_Action item_
The answer is the set of lines that include "JSON", copied from the data below.
----------------------------------------
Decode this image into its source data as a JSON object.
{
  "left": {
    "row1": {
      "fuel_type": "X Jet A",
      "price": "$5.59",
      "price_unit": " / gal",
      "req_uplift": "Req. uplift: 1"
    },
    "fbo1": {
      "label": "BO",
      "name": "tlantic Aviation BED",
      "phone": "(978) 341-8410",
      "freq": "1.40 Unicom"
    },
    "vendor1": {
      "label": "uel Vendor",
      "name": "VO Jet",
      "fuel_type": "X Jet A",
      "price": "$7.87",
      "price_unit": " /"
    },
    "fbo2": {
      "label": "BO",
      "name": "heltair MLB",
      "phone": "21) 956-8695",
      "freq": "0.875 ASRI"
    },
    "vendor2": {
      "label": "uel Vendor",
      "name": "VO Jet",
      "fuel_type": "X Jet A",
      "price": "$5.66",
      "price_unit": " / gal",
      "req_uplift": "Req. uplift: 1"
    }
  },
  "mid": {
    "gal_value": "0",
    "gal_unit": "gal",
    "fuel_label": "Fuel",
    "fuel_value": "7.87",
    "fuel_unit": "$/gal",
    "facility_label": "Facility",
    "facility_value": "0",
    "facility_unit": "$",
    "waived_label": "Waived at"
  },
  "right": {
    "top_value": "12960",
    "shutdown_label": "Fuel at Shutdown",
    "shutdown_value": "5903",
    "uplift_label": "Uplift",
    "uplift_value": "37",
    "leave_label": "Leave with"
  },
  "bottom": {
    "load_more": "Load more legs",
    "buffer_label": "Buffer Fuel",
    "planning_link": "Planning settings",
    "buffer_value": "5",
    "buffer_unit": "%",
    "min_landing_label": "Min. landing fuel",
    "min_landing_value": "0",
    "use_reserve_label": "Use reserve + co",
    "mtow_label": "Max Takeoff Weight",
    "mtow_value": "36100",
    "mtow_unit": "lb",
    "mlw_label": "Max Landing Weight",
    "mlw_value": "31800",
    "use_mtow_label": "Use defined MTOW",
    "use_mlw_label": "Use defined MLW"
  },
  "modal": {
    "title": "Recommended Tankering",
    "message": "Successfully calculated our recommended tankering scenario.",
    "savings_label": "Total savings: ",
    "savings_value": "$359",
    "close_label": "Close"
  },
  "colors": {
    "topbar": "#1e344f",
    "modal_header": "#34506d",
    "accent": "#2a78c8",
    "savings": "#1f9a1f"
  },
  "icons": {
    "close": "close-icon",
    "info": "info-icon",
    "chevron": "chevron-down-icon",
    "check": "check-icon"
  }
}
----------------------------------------
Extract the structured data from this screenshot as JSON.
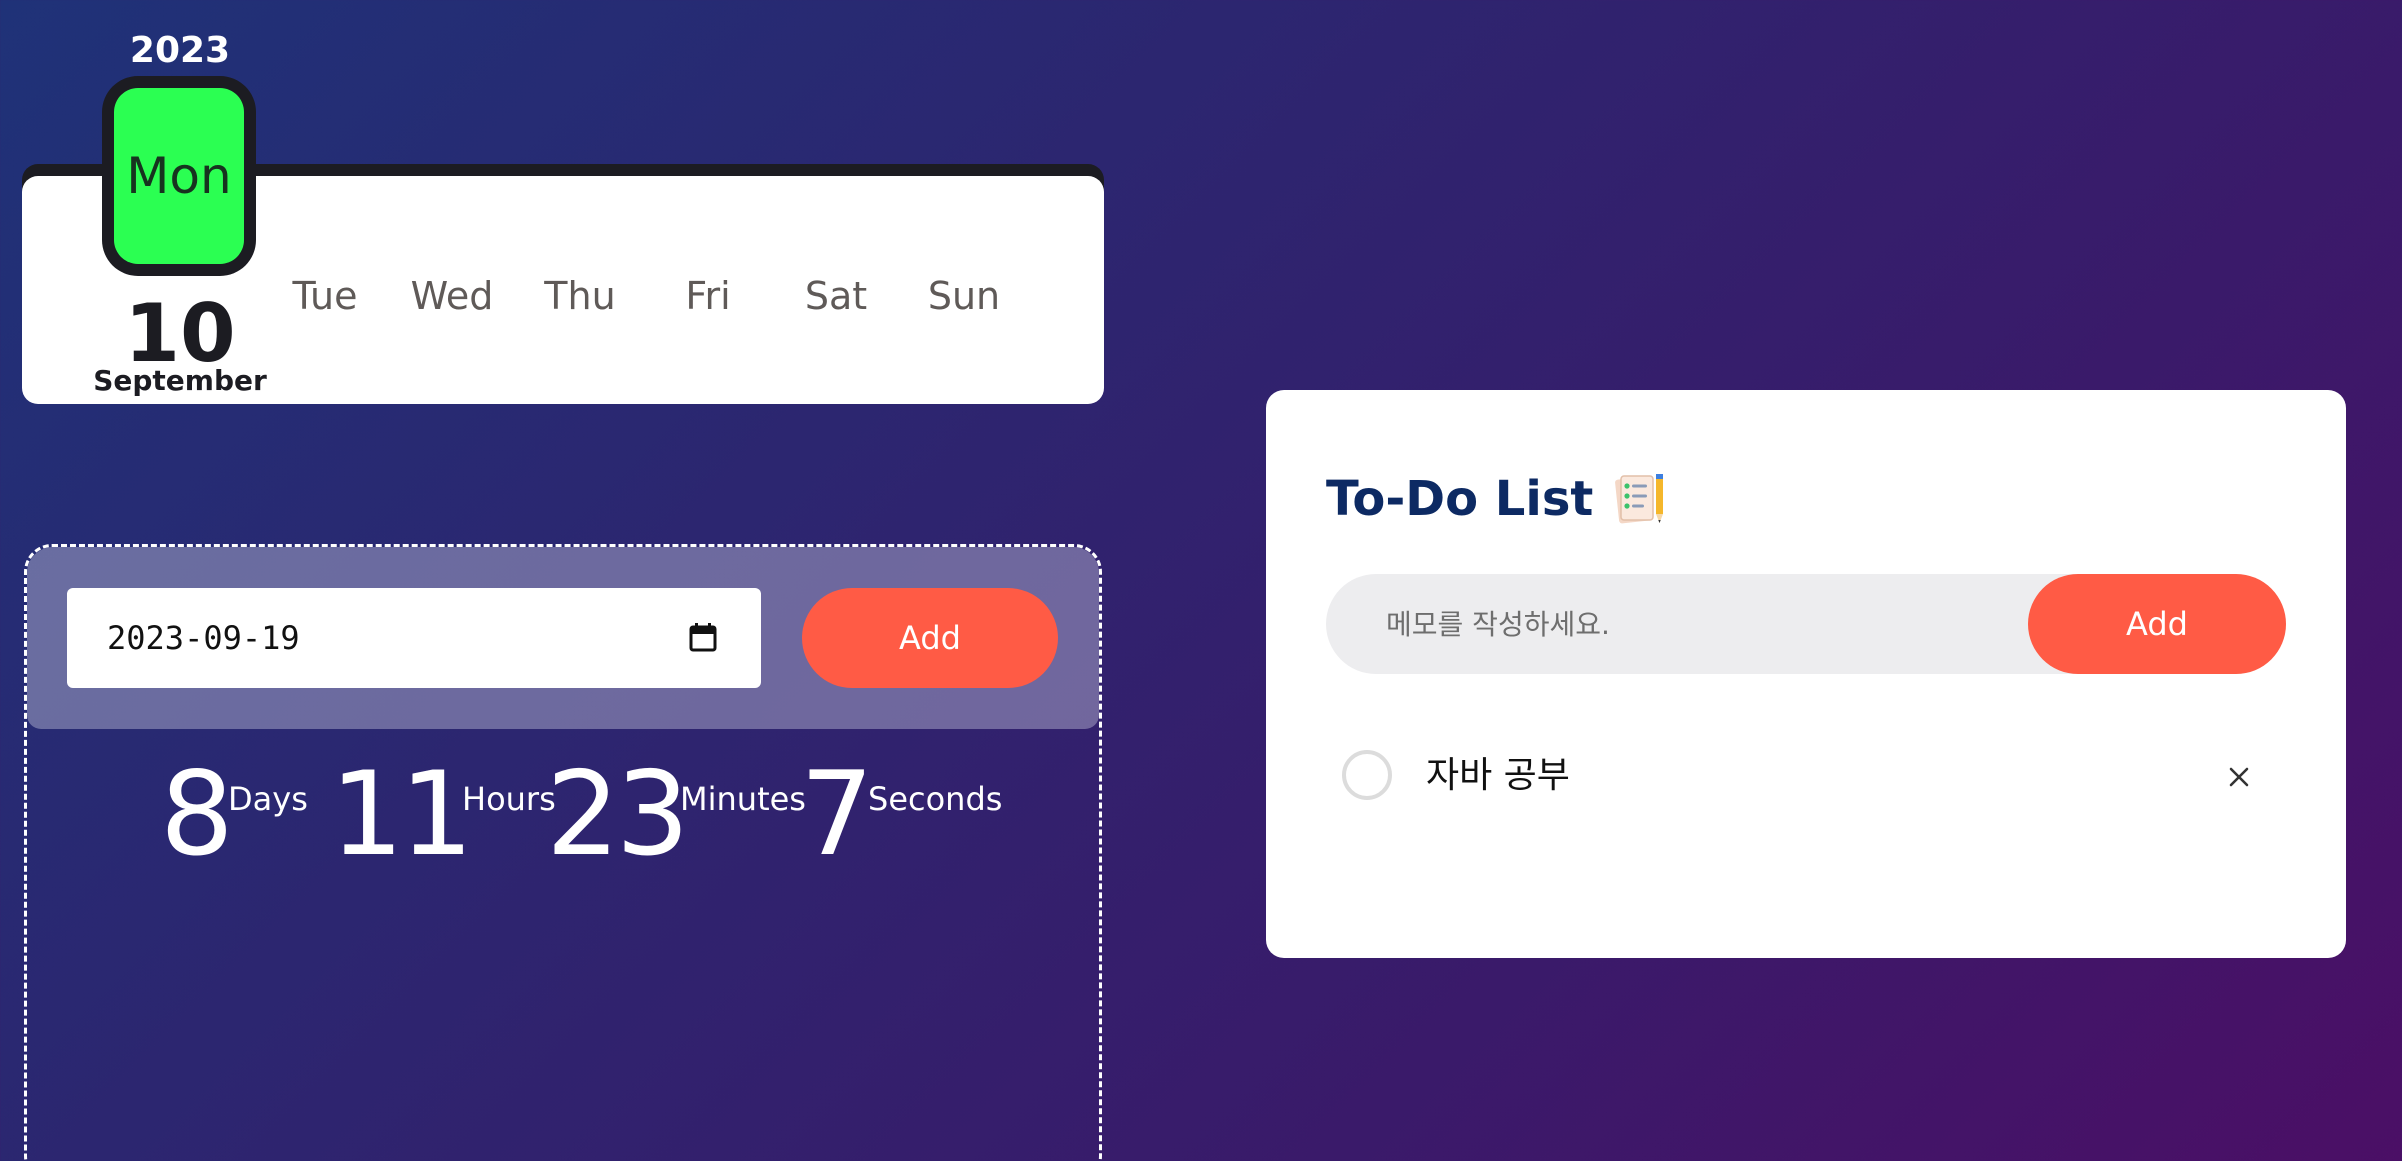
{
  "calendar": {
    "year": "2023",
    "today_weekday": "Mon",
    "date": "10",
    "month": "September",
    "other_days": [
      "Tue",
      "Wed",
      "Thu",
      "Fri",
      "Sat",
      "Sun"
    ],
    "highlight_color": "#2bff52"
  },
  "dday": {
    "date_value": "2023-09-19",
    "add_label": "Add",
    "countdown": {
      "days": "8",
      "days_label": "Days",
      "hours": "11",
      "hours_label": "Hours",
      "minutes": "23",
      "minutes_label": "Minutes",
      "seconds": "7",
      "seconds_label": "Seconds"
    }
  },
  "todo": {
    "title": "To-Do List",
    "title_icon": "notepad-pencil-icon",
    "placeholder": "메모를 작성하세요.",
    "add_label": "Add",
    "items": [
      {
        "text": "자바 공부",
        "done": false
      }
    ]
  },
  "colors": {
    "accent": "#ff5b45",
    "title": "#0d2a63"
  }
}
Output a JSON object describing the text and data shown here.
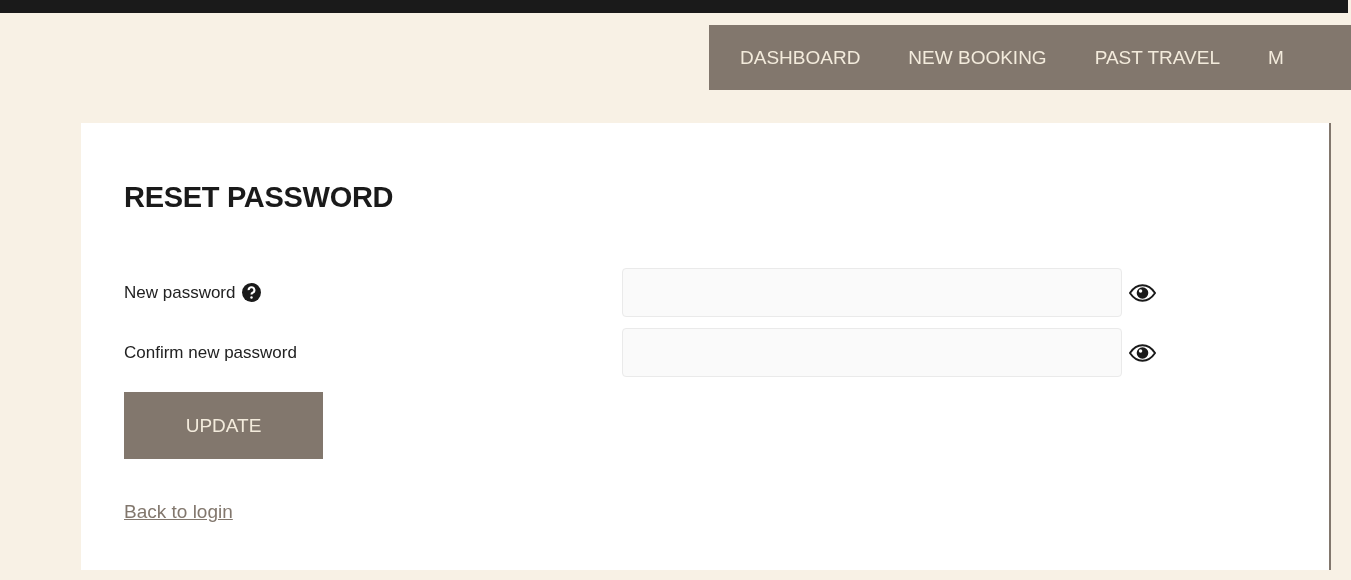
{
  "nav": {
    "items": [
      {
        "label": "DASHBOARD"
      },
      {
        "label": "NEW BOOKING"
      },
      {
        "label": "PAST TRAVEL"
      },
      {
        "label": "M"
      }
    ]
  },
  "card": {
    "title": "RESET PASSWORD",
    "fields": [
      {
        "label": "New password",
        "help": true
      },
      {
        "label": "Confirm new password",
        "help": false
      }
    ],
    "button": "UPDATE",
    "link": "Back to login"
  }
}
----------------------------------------
_Solution to the exercise_
Decode this image into its source data as a JSON object.
Extract the structured data from this screenshot as JSON.
Output a JSON object describing the text and data shown here.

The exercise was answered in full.